Paul Krugman, an American Economist, is known for winning Nobel Prize in 2008, condemns the industry of cryptocurrency by stating that the only use of this space is for illegal transactions and tax evasion. He commented these words in reaction to an article published by Bloomberg regarding the U.S. infrastructure bill. A lot of criticism has been faced by the bill due to a lot of reasons, and the one having the key importance is the regulation imposed on the “brokers” to report the IRS (Inland Revenue Service) about their crypto transactions.
The bill was approved without tolerating any amendment about the clarification of the term “brokers.” However, the supporters of cryptocurrency, such as Cynthia Lummis (a Republican), consistently protested against the bill as the definition of the term “brokers” is much comprehensive. Nevertheless, some divisions relating to the evasion of crypto tax have been stimulated by the bill, which is considered by Krugman as well as many others to be the primary utilization of crypto.
Bloomberg Author asserts crypto and tax cheats go side by side
An article on Bloomberg was related to a negative representation of the crypto industry. Alexis Goldstein, the author of the article, asserted that the crypto industry was intentionally manufactured to avoid tax procedures. He stated that deficiency in many prominent crypto platforms’ provision of tax information does not relate to a technological limitation. Rather it is a deliberately designed plan. Specifically, Goldstein focused towards decentralized finance and characterized it to be a place permitting nebulously administered platforms to carry out transactions via programmed market makers.
While exploring the examples, she mentioned the token airdrop of Uniswap that took place in 2020’s September. Goldstein said that at least 400 UNI tokens were given to the qualifiers, with each having a price of $3. Nevertheless, she added, the exchange did not assist the consumers about their tax liability; thus, they ignore it or moved to the third-party firms that charged hundreds of dollars for generating tax forms.
Krugman stated, by 2005, the internet would fail
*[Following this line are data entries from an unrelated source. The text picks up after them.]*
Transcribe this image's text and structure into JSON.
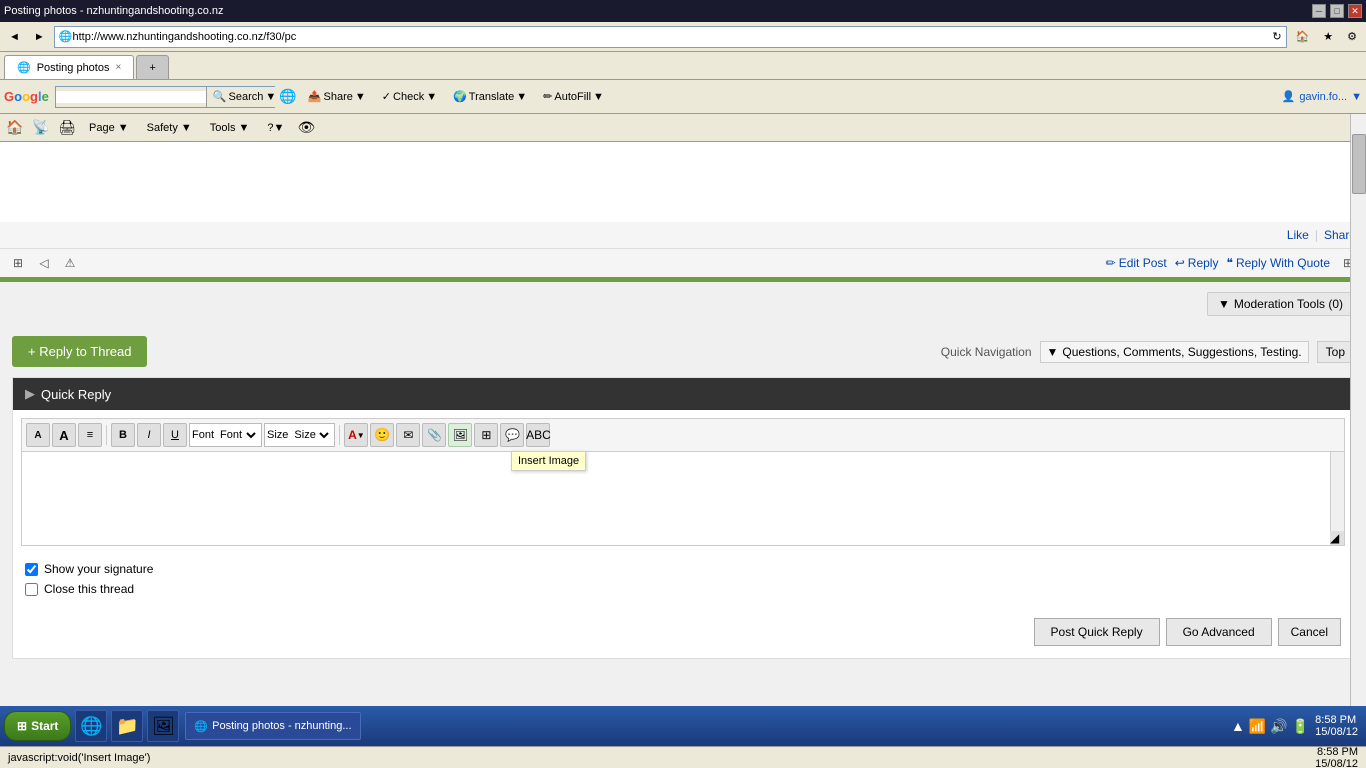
{
  "browser": {
    "title": "Posting photos - nzhuntingandshooting.co.nz",
    "url": "http://www.nzhuntingandshooting.co.nz/f30/pc",
    "tab_label": "Posting photos",
    "close_tab": "×",
    "nav_back": "◄",
    "nav_forward": "►"
  },
  "toolbar": {
    "google_label": "Google",
    "search_placeholder": "",
    "search_btn": "Search",
    "page_btn": "Page",
    "safety_btn": "Safety",
    "tools_btn": "Tools",
    "share_btn": "Share",
    "check_btn": "Check",
    "translate_btn": "Translate",
    "autofill_btn": "AutoFill",
    "user_label": "gavin.fo...",
    "user_dropdown": "▼"
  },
  "page_toolbar": {
    "page_btn": "Page ▼",
    "safety_btn": "Safety ▼",
    "tools_btn": "Tools ▼",
    "help_btn": "?▼"
  },
  "post": {
    "like_label": "Like",
    "share_label": "Share",
    "edit_post": "Edit Post",
    "reply": "Reply",
    "reply_with_quote": "Reply With Quote",
    "moderation_tools": "Moderation Tools (0)",
    "reply_to_thread": "+ Reply to Thread",
    "quick_nav_label": "Quick Navigation",
    "quick_nav_option": "Questions, Comments, Suggestions, Testing.",
    "top_btn": "Top"
  },
  "quick_reply": {
    "header": "Quick Reply",
    "font_label": "Font",
    "size_label": "Size",
    "tooltip": "Insert Image",
    "show_signature_label": "Show your signature",
    "close_thread_label": "Close this thread",
    "post_btn": "Post Quick Reply",
    "advanced_btn": "Go Advanced",
    "cancel_btn": "Cancel"
  },
  "status_bar": {
    "text": "javascript:void('Insert Image')",
    "time": "8:58 PM",
    "date": "15/08/12"
  },
  "taskbar": {
    "start_label": "Start",
    "ie_label": "Posting photos - nzhunting..."
  }
}
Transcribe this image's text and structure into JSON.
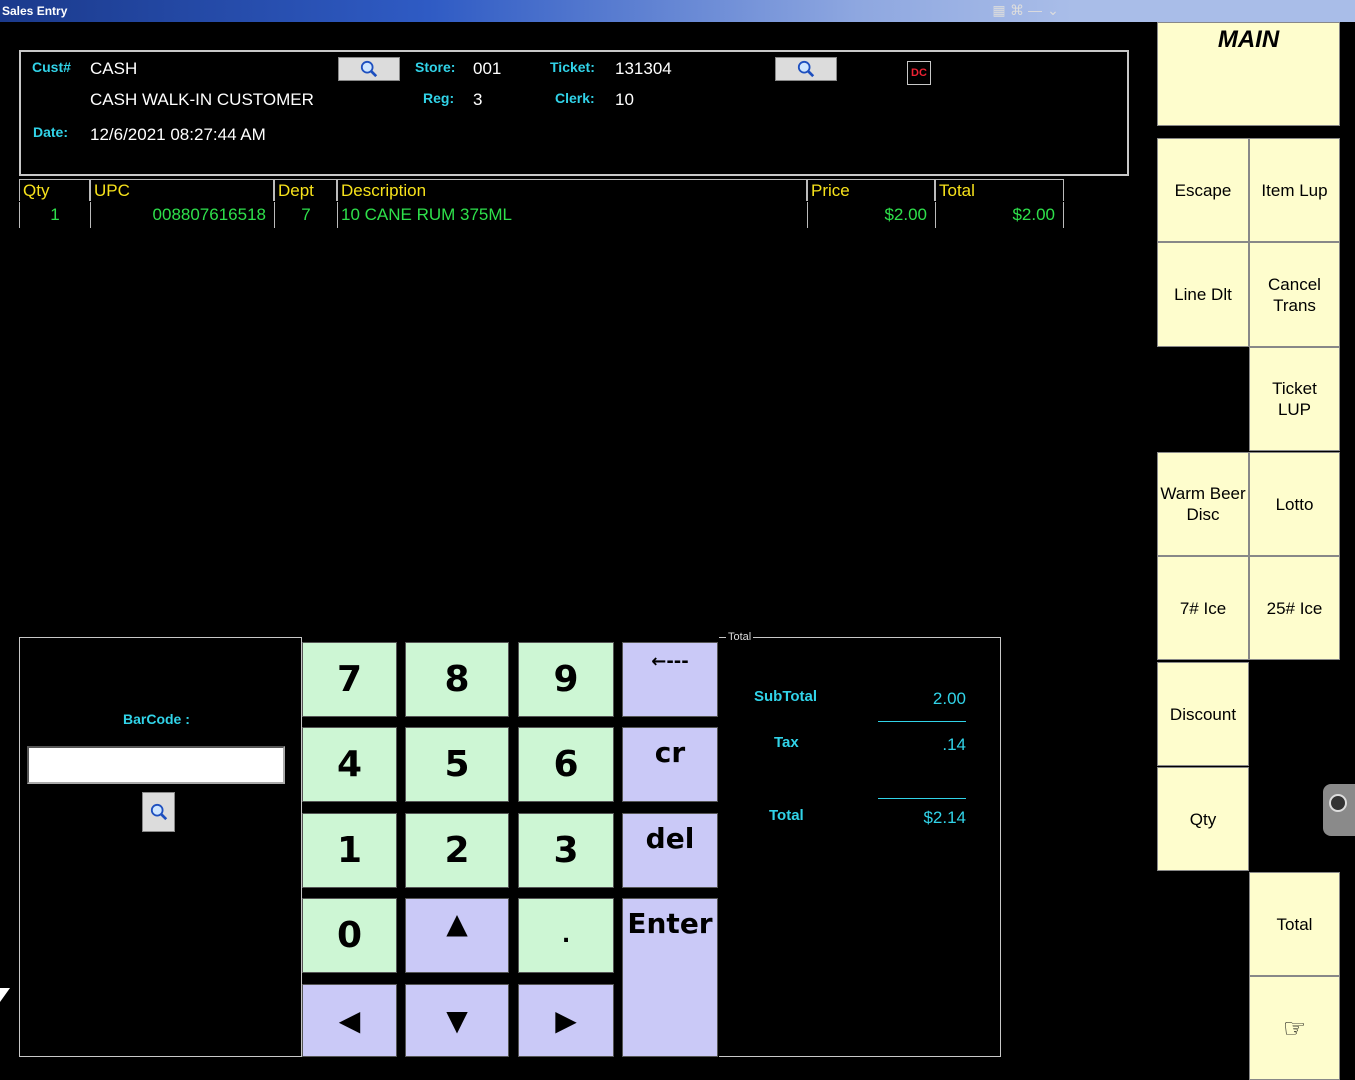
{
  "window": {
    "title": "Sales Entry"
  },
  "header": {
    "cust_label": "Cust#",
    "cust_value": "CASH",
    "cust_name": "CASH WALK-IN CUSTOMER",
    "date_label": "Date:",
    "date_value": "12/6/2021  08:27:44 AM",
    "store_label": "Store:",
    "store_value": "001",
    "reg_label": "Reg:",
    "reg_value": "3",
    "ticket_label": "Ticket:",
    "ticket_value": "131304",
    "clerk_label": "Clerk:",
    "clerk_value": "10",
    "dc_badge": "DC"
  },
  "items_table": {
    "columns": [
      "Qty",
      "UPC",
      "Dept",
      "Description",
      "Price",
      "Total"
    ],
    "rows": [
      {
        "qty": "1",
        "upc": "008807616518",
        "dept": "7",
        "description": "10 CANE RUM 375ML",
        "price": "$2.00",
        "total": "$2.00"
      }
    ]
  },
  "barcode": {
    "label": "BarCode :",
    "value": ""
  },
  "keypad": {
    "k7": "7",
    "k8": "8",
    "k9": "9",
    "back": "←---",
    "k4": "4",
    "k5": "5",
    "k6": "6",
    "cr": "cr",
    "k1": "1",
    "k2": "2",
    "k3": "3",
    "del": "del",
    "k0": "0",
    "up": "▲",
    "dot": ".",
    "enter": "Enter",
    "left": "◀",
    "down": "▼",
    "right": "▶"
  },
  "totals": {
    "legend": "Total",
    "subtotal_label": "SubTotal",
    "subtotal_value": "2.00",
    "tax_label": "Tax",
    "tax_value": ".14",
    "total_label": "Total",
    "total_value": "$2.14"
  },
  "functions": {
    "main": "MAIN",
    "escape": "Escape",
    "item_lup": "Item Lup",
    "line_dlt": "Line Dlt",
    "cancel_trans": "Cancel Trans",
    "ticket_lup": "Ticket LUP",
    "warm_beer_disc": "Warm Beer Disc",
    "lotto": "Lotto",
    "ice7": "7# Ice",
    "ice25": "25# Ice",
    "discount": "Discount",
    "qty": "Qty",
    "total": "Total",
    "pointer": "☞"
  },
  "colors": {
    "label_cyan": "#31d3e8",
    "header_yellow": "#f7e21b",
    "item_green": "#2ee04b",
    "key_green": "#cdf6d4",
    "key_blue": "#cac9f7",
    "func_yellow": "#fefdcd"
  }
}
Krugman, in 1998, famously noted about the internet’s fall by 2005 according to Metcalfe’s law, bringing about drastic effects on the overall economic system. He was criticized for a long time for having such a viewpoint. Again, for categorizing crypto customers as criminals and tax cheats, some among them have re-hashed his quote regarding the internet, and some stated that his view befits the prehistoric period.